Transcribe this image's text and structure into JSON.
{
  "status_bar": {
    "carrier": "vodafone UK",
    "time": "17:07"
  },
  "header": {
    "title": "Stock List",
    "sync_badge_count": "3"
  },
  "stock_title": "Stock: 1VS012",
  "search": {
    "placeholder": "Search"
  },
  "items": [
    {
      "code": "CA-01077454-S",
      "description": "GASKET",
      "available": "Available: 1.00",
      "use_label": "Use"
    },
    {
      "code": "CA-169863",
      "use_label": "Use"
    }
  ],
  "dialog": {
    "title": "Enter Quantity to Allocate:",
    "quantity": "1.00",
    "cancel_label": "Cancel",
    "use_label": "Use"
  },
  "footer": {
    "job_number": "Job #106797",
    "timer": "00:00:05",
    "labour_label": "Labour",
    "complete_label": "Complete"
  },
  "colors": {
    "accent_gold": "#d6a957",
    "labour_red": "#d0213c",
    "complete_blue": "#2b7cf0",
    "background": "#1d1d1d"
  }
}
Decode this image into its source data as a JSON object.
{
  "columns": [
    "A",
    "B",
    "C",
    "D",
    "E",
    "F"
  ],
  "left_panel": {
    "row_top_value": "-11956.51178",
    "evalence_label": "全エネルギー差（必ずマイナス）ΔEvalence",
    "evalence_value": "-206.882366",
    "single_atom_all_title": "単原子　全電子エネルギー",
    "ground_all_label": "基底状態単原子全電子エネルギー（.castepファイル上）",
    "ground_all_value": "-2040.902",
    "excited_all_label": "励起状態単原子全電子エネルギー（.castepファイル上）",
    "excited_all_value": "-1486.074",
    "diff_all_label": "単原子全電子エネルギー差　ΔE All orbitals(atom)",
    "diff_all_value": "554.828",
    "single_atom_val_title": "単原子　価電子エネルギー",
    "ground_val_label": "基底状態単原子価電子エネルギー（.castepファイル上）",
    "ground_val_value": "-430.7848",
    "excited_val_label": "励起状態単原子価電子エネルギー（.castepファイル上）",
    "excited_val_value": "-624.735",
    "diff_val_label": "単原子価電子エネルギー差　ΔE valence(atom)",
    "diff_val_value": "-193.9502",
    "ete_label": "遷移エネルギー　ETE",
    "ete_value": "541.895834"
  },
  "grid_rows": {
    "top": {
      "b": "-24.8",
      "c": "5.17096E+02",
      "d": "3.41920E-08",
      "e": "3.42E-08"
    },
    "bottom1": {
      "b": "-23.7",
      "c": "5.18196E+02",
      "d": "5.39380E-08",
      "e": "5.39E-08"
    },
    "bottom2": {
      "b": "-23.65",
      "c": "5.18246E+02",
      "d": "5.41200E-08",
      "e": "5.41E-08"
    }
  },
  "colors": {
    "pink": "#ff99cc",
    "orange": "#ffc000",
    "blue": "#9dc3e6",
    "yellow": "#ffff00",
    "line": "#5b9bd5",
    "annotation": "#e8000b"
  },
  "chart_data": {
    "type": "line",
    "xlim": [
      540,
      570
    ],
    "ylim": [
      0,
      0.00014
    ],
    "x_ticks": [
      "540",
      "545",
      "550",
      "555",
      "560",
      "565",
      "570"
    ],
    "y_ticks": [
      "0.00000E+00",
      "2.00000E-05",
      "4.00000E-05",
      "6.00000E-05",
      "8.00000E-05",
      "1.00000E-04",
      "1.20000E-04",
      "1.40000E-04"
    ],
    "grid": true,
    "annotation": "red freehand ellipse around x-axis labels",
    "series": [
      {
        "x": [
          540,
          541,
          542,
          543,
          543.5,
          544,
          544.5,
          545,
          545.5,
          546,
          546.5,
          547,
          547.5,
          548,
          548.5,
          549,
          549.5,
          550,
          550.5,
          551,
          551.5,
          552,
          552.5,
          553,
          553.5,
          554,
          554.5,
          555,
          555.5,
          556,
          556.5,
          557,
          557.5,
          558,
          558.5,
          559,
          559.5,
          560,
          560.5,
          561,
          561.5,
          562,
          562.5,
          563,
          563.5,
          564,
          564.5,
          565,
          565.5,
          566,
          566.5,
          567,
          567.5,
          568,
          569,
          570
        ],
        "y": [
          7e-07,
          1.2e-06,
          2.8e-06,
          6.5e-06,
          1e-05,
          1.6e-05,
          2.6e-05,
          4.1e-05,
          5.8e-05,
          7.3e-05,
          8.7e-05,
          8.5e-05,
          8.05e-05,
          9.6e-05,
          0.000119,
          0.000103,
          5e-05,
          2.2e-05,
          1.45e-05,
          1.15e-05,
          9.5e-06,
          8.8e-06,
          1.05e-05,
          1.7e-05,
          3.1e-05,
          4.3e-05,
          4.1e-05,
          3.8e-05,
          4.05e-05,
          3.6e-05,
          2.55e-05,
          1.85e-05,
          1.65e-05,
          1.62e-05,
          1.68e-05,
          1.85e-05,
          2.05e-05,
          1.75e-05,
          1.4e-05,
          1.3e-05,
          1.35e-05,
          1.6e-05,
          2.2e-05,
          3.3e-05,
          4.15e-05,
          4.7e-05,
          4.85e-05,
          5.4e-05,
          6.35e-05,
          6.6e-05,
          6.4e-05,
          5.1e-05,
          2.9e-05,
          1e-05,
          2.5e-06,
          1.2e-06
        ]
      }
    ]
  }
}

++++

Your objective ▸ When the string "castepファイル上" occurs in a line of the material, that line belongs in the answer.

Response box ▸
    "ground_all_label": "基底状態単原子全電子エネルギー（.castepファイル上）",
    "excited_all_label": "励起状態単原子全電子エネルギー（.castepファイル上）",
    "ground_val_label": "基底状態単原子価電子エネルギー（.castepファイル上）",
    "excited_val_label": "励起状態単原子価電子エネルギー（.castepファイル上）",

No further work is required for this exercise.